**TASK TO CARRY OUT**
Look at the entries below and reproduce them exactly.

**EXTRACTED ENTRIES**

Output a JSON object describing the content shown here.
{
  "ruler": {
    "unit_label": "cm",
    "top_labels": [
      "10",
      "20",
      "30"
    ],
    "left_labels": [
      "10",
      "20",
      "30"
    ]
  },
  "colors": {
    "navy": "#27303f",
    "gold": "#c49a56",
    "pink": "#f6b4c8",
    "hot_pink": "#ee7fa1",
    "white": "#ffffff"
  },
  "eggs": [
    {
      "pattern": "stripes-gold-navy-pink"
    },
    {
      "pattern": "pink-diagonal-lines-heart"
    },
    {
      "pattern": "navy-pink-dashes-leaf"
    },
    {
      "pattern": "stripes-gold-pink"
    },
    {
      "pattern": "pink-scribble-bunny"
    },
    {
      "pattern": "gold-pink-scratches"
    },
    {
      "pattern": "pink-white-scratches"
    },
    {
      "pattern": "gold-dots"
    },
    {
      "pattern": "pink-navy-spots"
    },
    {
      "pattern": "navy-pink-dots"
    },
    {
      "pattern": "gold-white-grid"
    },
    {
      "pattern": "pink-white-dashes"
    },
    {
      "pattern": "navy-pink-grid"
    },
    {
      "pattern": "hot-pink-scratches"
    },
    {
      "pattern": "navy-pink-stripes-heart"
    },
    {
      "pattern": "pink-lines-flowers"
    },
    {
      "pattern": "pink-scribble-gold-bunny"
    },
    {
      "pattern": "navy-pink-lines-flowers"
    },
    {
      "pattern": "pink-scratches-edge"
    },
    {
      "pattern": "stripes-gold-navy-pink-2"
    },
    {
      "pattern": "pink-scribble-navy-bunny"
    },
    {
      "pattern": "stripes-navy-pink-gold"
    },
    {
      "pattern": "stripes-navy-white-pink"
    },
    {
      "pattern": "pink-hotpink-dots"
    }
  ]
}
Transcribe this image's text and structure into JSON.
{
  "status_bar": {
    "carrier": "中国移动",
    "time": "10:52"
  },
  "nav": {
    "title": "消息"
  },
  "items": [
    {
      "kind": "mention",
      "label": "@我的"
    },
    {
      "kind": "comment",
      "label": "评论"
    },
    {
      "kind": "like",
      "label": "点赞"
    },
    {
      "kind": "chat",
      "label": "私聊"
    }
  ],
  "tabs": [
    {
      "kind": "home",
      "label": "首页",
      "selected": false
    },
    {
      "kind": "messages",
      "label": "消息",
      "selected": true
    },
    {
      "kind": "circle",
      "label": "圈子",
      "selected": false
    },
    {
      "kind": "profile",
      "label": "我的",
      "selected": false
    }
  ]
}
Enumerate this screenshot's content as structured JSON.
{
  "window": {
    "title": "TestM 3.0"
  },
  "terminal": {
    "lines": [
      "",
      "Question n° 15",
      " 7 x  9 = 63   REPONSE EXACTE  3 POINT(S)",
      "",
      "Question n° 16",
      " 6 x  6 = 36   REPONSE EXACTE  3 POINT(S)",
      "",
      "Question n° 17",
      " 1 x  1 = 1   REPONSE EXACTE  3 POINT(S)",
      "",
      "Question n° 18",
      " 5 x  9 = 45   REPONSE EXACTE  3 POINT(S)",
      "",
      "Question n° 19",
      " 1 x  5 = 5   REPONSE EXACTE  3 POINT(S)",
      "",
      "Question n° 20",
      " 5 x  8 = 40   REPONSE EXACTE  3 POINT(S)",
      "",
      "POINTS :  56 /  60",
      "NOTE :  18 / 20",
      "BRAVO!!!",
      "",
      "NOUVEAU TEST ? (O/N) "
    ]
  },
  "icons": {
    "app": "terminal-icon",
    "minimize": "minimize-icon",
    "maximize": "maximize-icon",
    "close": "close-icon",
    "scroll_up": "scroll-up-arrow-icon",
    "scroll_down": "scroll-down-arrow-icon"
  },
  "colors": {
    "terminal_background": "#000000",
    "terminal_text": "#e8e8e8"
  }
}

**EXPECTED ANSWER**
Output a JSON object describing the content shown here.
{
  "ruler": {
    "unit_label": "cm",
    "top_labels": [
      "10",
      "20",
      "30"
    ],
    "left_labels": [
      "10",
      "20",
      "30"
    ]
  },
  "colors": {
    "navy": "#27303f",
    "gold": "#c49a56",
    "pink": "#f6b4c8",
    "hot_pink": "#ee7fa1",
    "white": "#ffffff"
  },
  "eggs": [
    {
      "pattern": "stripes-gold-navy-pink"
    },
    {
      "pattern": "pink-diagonal-lines-heart"
    },
    {
      "pattern": "navy-pink-dashes-leaf"
    },
    {
      "pattern": "stripes-gold-pink"
    },
    {
      "pattern": "pink-scribble-bunny"
    },
    {
      "pattern": "gold-pink-scratches"
    },
    {
      "pattern": "pink-white-scratches"
    },
    {
      "pattern": "gold-dots"
    },
    {
      "pattern": "pink-navy-spots"
    },
    {
      "pattern": "navy-pink-dots"
    },
    {
      "pattern": "gold-white-grid"
    },
    {
      "pattern": "pink-white-dashes"
    },
    {
      "pattern": "navy-pink-grid"
    },
    {
      "pattern": "hot-pink-scratches"
    },
    {
      "pattern": "navy-pink-stripes-heart"
    },
    {
      "pattern": "pink-lines-flowers"
    },
    {
      "pattern": "pink-scribble-gold-bunny"
    },
    {
      "pattern": "navy-pink-lines-flowers"
    },
    {
      "pattern": "pink-scratches-edge"
    },
    {
      "pattern": "stripes-gold-navy-pink-2"
    },
    {
      "pattern": "pink-scribble-navy-bunny"
    },
    {
      "pattern": "stripes-navy-pink-gold"
    },
    {
      "pattern": "stripes-navy-white-pink"
    },
    {
      "pattern": "pink-hotpink-dots"
    }
  ]
}
Transcribe this image's text and structure into JSON.
{
  "status_bar": {
    "carrier": "中国移动",
    "time": "10:52"
  },
  "nav": {
    "title": "消息"
  },
  "items": [
    {
      "kind": "mention",
      "label": "@我的"
    },
    {
      "kind": "comment",
      "label": "评论"
    },
    {
      "kind": "like",
      "label": "点赞"
    },
    {
      "kind": "chat",
      "label": "私聊"
    }
  ],
  "tabs": [
    {
      "kind": "home",
      "label": "首页",
      "selected": false
    },
    {
      "kind": "messages",
      "label": "消息",
      "selected": true
    },
    {
      "kind": "circle",
      "label": "圈子",
      "selected": false
    },
    {
      "kind": "profile",
      "label": "我的",
      "selected": false
    }
  ]
}
Enumerate this screenshot's content as structured JSON.
{
  "window": {
    "title": "TestM 3.0"
  },
  "terminal": {
    "lines": [
      "",
      "Question n° 15",
      " 7 x  9 = 63   REPONSE EXACTE  3 POINT(S)",
      "",
      "Question n° 16",
      " 6 x  6 = 36   REPONSE EXACTE  3 POINT(S)",
      "",
      "Question n° 17",
      " 1 x  1 = 1   REPONSE EXACTE  3 POINT(S)",
      "",
      "Question n° 18",
      " 5 x  9 = 45   REPONSE EXACTE  3 POINT(S)",
      "",
      "Question n° 19",
      " 1 x  5 = 5   REPONSE EXACTE  3 POINT(S)",
      "",
      "Question n° 20",
      " 5 x  8 = 40   REPONSE EXACTE  3 POINT(S)",
      "",
      "POINTS :  56 /  60",
      "NOTE :  18 / 20",
      "BRAVO!!!",
      "",
      "NOUVEAU TEST ? (O/N) "
    ]
  },
  "icons": {
    "app": "terminal-icon",
    "minimize": "minimize-icon",
    "maximize": "maximize-icon",
    "close": "close-icon",
    "scroll_up": "scroll-up-arrow-icon",
    "scroll_down": "scroll-down-arrow-icon"
  },
  "colors": {
    "terminal_background": "#000000",
    "terminal_text": "#e8e8e8"
  }
}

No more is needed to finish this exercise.